Data records -
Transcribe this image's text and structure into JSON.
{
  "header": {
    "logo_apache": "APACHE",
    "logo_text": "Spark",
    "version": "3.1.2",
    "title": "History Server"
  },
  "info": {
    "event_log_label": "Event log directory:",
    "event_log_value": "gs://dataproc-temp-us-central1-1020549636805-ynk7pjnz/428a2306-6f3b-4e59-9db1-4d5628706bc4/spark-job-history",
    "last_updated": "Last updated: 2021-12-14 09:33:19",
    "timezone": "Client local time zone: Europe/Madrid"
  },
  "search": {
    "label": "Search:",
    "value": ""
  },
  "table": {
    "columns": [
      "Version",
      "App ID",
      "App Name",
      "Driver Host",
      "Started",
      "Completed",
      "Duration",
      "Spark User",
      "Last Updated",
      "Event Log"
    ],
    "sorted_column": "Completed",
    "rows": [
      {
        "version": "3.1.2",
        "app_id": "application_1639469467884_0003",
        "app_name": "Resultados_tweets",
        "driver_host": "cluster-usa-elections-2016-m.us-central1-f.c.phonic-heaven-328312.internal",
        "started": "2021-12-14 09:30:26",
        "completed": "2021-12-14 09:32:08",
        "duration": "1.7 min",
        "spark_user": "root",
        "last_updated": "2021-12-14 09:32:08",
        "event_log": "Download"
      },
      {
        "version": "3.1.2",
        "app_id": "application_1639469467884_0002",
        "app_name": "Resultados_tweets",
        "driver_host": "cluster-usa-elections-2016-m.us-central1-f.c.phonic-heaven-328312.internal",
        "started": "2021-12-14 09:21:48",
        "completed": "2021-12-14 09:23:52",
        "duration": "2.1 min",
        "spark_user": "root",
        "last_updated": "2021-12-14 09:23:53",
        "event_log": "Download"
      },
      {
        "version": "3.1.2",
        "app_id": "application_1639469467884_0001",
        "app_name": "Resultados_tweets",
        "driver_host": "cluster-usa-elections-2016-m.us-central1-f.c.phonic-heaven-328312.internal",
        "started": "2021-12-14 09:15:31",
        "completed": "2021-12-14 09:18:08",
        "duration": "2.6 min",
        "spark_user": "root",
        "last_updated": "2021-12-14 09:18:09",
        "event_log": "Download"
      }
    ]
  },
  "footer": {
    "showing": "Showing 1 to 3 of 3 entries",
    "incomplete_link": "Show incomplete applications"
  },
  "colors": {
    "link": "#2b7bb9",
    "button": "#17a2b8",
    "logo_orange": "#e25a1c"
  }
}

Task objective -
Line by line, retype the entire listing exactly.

Solution -
Transcribe this image's text and structure into JSON.
{
  "header": {
    "logo_apache": "APACHE",
    "logo_text": "Spark",
    "version": "3.1.2",
    "title": "History Server"
  },
  "info": {
    "event_log_label": "Event log directory:",
    "event_log_value": "gs://dataproc-temp-us-central1-1020549636805-ynk7pjnz/428a2306-6f3b-4e59-9db1-4d5628706bc4/spark-job-history",
    "last_updated": "Last updated: 2021-12-14 09:33:19",
    "timezone": "Client local time zone: Europe/Madrid"
  },
  "search": {
    "label": "Search:",
    "value": ""
  },
  "table": {
    "columns": [
      "Version",
      "App ID",
      "App Name",
      "Driver Host",
      "Started",
      "Completed",
      "Duration",
      "Spark User",
      "Last Updated",
      "Event Log"
    ],
    "sorted_column": "Completed",
    "rows": [
      {
        "version": "3.1.2",
        "app_id": "application_1639469467884_0003",
        "app_name": "Resultados_tweets",
        "driver_host": "cluster-usa-elections-2016-m.us-central1-f.c.phonic-heaven-328312.internal",
        "started": "2021-12-14 09:30:26",
        "completed": "2021-12-14 09:32:08",
        "duration": "1.7 min",
        "spark_user": "root",
        "last_updated": "2021-12-14 09:32:08",
        "event_log": "Download"
      },
      {
        "version": "3.1.2",
        "app_id": "application_1639469467884_0002",
        "app_name": "Resultados_tweets",
        "driver_host": "cluster-usa-elections-2016-m.us-central1-f.c.phonic-heaven-328312.internal",
        "started": "2021-12-14 09:21:48",
        "completed": "2021-12-14 09:23:52",
        "duration": "2.1 min",
        "spark_user": "root",
        "last_updated": "2021-12-14 09:23:53",
        "event_log": "Download"
      },
      {
        "version": "3.1.2",
        "app_id": "application_1639469467884_0001",
        "app_name": "Resultados_tweets",
        "driver_host": "cluster-usa-elections-2016-m.us-central1-f.c.phonic-heaven-328312.internal",
        "started": "2021-12-14 09:15:31",
        "completed": "2021-12-14 09:18:08",
        "duration": "2.6 min",
        "spark_user": "root",
        "last_updated": "2021-12-14 09:18:09",
        "event_log": "Download"
      }
    ]
  },
  "footer": {
    "showing": "Showing 1 to 3 of 3 entries",
    "incomplete_link": "Show incomplete applications"
  },
  "colors": {
    "link": "#2b7bb9",
    "button": "#17a2b8",
    "logo_orange": "#e25a1c"
  }
}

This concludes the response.